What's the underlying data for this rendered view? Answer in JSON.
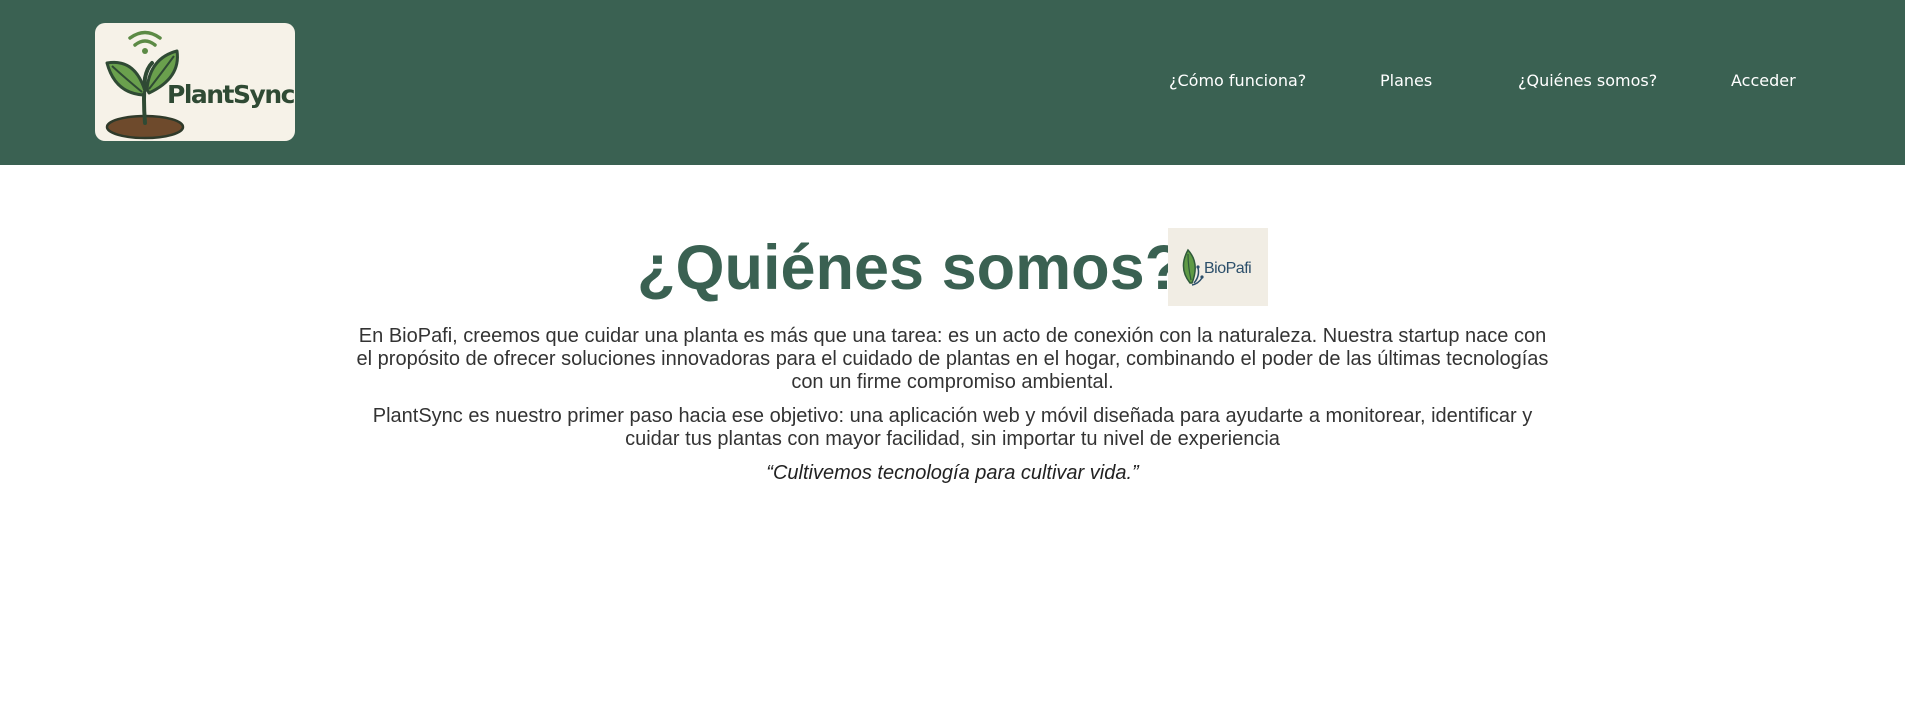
{
  "header": {
    "logo_text": "PlantSync",
    "nav": [
      {
        "label": "¿Cómo funciona?"
      },
      {
        "label": "Planes"
      },
      {
        "label": "¿Quiénes somos?"
      },
      {
        "label": "Acceder"
      }
    ],
    "background_color": "#3a6152"
  },
  "main": {
    "title": "¿Quiénes somos?",
    "partner_logo_text": "BioPafi",
    "paragraphs": [
      "En BioPafi, creemos que cuidar una planta es más que una tarea: es un acto de conexión con la naturaleza. Nuestra startup nace con el propósito de ofrecer soluciones innovadoras para el cuidado de plantas en el hogar, combinando el poder de las últimas tecnologías con un firme compromiso ambiental.",
      "PlantSync es nuestro primer paso hacia ese objetivo: una aplicación web y móvil diseñada para ayudarte a monitorear, identificar y cuidar tus plantas con mayor facilidad, sin importar tu nivel de experiencia"
    ],
    "quote": "“Cultivemos tecnología para cultivar vida.”",
    "title_color": "#3a6152"
  },
  "icons": {
    "logo": "plant-sprout-wifi-icon",
    "partner_logo": "leaf-circuit-icon"
  }
}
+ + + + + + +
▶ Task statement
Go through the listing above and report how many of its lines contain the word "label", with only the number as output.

▶ Response area
4